Blundering Blair quits as Middle East peace envoy – only Israel will miss him

For Arabs – and for Britons who lost their loved ones in his shambolic war in Iraq – his appointment was an insult, says Robert Fisk
Fifa corruption arrests: All hail the Feds for riding to football's rescue

Fifa corruption arrests

All hail the Feds for riding to football's rescue, says Ian Herbert
Isis in Syria: The Kurdish enclave still resisting the tyranny of President Assad and militant fighters

The Kurdish enclave still resisting the tyranny of Assad and Isis

In Syrian Kurdish cantons along the Turkish border, the progressive aims of the 2011 uprising are being enacted despite the war. Patrick Cockburn returns to Amuda
How I survived Cambodia's Killing Fields: Acclaimed surgeon SreyRam Kuy celebrates her mother's determination to escape the US

How I survived Cambodia's Killing Fields

Acclaimed surgeon SreyRam Kuy celebrates her mother's determination to escape to the US
Stephen Mangan interview: From posh buffoon to pregnant dad, the actor has quite a range

How Stephen Mangan got his range

Posh buffoon, hapless writer, pregnant dad - Mangan is certainly a versatile actor
The ZX Spectrum has been crowd-funded back into play - with some 21st-century tweaks

The ZX Spectrum is back

The ZX Spectrum was the original - and for some players, still the best. David Crookes meets the fans who've kept the games' flames lit
Grace of Monaco film panned: even the screenwriter pours scorn on biopic starring Nicole Kidman

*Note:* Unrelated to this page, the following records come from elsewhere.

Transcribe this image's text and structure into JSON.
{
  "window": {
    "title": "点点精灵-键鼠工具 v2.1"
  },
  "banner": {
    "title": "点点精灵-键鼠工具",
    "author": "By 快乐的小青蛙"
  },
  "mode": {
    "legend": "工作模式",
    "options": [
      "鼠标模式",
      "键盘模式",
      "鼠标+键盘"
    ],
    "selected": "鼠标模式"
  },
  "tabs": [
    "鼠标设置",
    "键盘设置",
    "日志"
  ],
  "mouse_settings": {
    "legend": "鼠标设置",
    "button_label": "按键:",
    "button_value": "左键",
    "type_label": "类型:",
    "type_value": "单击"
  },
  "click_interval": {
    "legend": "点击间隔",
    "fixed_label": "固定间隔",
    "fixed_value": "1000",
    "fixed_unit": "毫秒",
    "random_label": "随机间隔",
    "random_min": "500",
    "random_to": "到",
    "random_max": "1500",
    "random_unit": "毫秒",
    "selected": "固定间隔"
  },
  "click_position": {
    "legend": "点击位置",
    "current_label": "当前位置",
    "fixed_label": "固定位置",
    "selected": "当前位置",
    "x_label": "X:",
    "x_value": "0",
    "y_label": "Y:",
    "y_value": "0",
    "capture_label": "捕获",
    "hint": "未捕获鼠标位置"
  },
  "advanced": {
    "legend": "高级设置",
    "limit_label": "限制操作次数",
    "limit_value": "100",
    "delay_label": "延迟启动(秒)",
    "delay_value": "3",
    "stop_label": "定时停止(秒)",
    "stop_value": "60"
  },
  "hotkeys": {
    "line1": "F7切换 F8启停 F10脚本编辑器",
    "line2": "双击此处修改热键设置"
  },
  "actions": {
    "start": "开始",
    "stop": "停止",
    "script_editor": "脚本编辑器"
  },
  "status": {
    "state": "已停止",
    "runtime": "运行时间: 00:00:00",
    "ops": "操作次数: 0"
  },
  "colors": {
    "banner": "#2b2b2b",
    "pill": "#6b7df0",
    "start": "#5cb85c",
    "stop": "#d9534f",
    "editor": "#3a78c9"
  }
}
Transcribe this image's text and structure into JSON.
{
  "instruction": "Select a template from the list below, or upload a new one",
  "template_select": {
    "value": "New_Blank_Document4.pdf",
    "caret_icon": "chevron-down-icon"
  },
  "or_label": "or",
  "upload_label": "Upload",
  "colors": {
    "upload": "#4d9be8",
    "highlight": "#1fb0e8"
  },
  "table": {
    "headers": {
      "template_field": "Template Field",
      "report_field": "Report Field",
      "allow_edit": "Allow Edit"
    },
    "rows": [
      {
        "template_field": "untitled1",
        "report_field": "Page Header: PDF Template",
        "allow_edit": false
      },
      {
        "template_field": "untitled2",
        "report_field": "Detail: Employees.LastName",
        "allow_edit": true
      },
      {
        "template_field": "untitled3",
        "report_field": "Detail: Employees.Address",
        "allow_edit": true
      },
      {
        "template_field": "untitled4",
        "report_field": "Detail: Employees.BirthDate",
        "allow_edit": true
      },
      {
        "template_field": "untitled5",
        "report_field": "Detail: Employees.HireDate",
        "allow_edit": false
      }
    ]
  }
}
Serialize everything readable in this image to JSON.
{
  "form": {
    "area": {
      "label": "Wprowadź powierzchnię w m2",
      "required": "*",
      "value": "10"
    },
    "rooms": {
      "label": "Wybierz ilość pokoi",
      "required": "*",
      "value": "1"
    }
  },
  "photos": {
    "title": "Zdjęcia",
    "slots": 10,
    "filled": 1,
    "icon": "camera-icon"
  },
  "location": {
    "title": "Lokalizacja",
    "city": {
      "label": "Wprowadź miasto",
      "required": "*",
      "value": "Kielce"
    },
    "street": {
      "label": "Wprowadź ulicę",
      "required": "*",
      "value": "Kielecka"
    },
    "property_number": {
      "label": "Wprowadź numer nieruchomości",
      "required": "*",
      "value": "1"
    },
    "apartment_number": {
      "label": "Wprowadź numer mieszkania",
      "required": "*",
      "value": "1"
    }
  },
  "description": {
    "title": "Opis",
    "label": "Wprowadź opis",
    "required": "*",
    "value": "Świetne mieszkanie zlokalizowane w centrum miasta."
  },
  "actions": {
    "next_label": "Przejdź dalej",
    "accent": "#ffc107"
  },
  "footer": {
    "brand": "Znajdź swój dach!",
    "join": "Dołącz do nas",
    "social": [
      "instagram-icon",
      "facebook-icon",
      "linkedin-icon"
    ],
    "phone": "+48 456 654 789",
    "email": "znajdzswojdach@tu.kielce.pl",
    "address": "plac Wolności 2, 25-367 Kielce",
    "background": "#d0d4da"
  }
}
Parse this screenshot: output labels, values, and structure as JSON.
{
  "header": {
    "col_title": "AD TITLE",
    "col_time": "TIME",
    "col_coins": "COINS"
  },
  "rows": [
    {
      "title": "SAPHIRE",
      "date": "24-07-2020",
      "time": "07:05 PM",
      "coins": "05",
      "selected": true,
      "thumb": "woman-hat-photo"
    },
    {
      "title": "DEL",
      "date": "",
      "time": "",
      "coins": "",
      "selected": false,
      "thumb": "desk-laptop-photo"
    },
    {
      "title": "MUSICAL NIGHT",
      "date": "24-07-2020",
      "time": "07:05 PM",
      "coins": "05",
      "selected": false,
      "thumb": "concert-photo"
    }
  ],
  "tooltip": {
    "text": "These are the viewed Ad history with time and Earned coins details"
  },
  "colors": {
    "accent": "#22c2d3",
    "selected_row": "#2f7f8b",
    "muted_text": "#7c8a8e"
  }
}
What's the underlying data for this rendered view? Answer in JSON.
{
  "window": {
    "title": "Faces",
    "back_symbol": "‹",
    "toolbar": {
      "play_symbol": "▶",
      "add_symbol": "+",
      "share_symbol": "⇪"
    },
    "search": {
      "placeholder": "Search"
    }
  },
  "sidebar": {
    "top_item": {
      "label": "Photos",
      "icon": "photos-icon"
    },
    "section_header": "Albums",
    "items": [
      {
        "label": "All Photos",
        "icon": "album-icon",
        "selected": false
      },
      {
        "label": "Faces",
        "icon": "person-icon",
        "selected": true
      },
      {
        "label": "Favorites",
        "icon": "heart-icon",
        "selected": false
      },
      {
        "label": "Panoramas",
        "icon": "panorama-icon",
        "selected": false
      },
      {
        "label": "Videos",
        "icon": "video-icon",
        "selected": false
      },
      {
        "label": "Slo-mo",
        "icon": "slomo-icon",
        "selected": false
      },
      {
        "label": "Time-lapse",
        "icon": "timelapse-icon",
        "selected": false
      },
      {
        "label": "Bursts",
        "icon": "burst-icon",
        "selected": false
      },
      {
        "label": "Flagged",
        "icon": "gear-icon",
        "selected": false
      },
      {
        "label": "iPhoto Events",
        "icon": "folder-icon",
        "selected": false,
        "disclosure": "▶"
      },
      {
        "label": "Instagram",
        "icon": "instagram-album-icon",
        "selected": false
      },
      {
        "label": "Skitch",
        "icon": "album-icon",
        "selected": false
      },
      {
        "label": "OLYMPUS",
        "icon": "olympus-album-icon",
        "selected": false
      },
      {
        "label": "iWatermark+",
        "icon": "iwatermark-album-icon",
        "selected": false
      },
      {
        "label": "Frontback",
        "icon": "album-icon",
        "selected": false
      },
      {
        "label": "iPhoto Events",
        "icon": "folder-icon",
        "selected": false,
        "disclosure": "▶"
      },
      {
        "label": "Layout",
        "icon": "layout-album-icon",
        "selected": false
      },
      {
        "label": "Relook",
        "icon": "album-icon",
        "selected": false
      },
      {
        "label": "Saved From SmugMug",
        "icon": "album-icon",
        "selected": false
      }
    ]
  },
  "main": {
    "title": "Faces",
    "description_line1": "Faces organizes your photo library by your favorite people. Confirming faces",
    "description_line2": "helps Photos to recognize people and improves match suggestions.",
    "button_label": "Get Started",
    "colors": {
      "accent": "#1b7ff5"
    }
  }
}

Even the screenwriter pours scorn on Grace of Monaco biopic

The critics had a field day after last year's premiere, but the savaging goes on
Menstrual Hygiene Day: The strange ideas people used to believe about periods

Menstrual Hygiene Day: The strange ideas people once had about periods

If one was missed, vomiting blood was seen as a viable alternative
The best work perks: From free travel cards to making dreams come true (really)

The quirks of work perks

From free travel cards to making dreams come true (really)
Is bridge the latest twee pastime to get hip?

Is bridge becoming hip?

The number of young players has trebled in the past year. Gillian Orr discovers if this old game has new tricks
Long author-lists on research papers are threatening the academic work system

The rise of 'hyperauthorship'

Now that academic papers are written by thousands (yes, thousands) of contributors, it's getting hard to tell workers from shirkers
The rise of Lego Clubs: How toys are helping children struggling with social interaction to build better relationships

The rise of Lego Clubs

How toys are helping children struggling with social interaction to build better relationships
5 best running glasses

On your marks: 5 best running glasses

Whether you’re pounding pavements, parks or hill passes, keep your eyes protected in all weathers
Joe Root: 'Ben Stokes gives everything – he’s rubbing off on us all'

'Ben Stokes gives everything – he’s rubbing off on us all'

Joe Root says the England dressing room is a happy place again – and Stokes is the catalyst
Raif Badawi: Wife pleads for fresh EU help as Saudi blogger's health worsens

Please save my husband

As the health of blogger Raif Badawi worsens in prison, his wife urges EU governments to put pressure on the Saudi Arabian royal family to allow her husband to join his family in Canada